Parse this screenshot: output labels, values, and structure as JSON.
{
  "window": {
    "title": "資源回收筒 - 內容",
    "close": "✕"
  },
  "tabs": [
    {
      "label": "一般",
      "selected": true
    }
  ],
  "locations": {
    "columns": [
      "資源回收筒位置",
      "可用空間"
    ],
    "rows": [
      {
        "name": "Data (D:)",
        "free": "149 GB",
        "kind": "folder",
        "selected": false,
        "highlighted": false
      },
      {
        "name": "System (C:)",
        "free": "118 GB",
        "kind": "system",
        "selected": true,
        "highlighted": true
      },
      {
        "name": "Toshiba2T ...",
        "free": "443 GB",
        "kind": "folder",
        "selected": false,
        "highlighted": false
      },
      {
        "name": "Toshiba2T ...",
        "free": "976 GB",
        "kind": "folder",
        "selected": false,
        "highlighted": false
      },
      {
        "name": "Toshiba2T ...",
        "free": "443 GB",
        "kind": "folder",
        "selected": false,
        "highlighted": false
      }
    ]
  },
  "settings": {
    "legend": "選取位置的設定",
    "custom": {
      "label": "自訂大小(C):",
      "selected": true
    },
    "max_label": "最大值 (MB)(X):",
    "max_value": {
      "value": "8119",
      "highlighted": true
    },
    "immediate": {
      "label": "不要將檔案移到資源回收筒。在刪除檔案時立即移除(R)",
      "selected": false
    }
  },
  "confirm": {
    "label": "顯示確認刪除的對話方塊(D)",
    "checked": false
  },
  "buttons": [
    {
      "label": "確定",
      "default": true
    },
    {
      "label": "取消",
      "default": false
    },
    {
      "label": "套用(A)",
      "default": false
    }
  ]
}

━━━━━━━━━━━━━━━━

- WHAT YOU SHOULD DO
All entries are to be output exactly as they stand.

- RESULT OF THE EXERCISE
Parse this screenshot: output labels, values, and structure as JSON.
{
  "window": {
    "title": "資源回收筒 - 內容",
    "close": "✕"
  },
  "tabs": [
    {
      "label": "一般",
      "selected": true
    }
  ],
  "locations": {
    "columns": [
      "資源回收筒位置",
      "可用空間"
    ],
    "rows": [
      {
        "name": "Data (D:)",
        "free": "149 GB",
        "kind": "folder",
        "selected": false,
        "highlighted": false
      },
      {
        "name": "System (C:)",
        "free": "118 GB",
        "kind": "system",
        "selected": true,
        "highlighted": true
      },
      {
        "name": "Toshiba2T ...",
        "free": "443 GB",
        "kind": "folder",
        "selected": false,
        "highlighted": false
      },
      {
        "name": "Toshiba2T ...",
        "free": "976 GB",
        "kind": "folder",
        "selected": false,
        "highlighted": false
      },
      {
        "name": "Toshiba2T ...",
        "free": "443 GB",
        "kind": "folder",
        "selected": false,
        "highlighted": false
      }
    ]
  },
  "settings": {
    "legend": "選取位置的設定",
    "custom": {
      "label": "自訂大小(C):",
      "selected": true
    },
    "max_label": "最大值 (MB)(X):",
    "max_value": {
      "value": "8119",
      "highlighted": true
    },
    "immediate": {
      "label": "不要將檔案移到資源回收筒。在刪除檔案時立即移除(R)",
      "selected": false
    }
  },
  "confirm": {
    "label": "顯示確認刪除的對話方塊(D)",
    "checked": false
  },
  "buttons": [
    {
      "label": "確定",
      "default": true
    },
    {
      "label": "取消",
      "default": false
    },
    {
      "label": "套用(A)",
      "default": false
    }
  ]
}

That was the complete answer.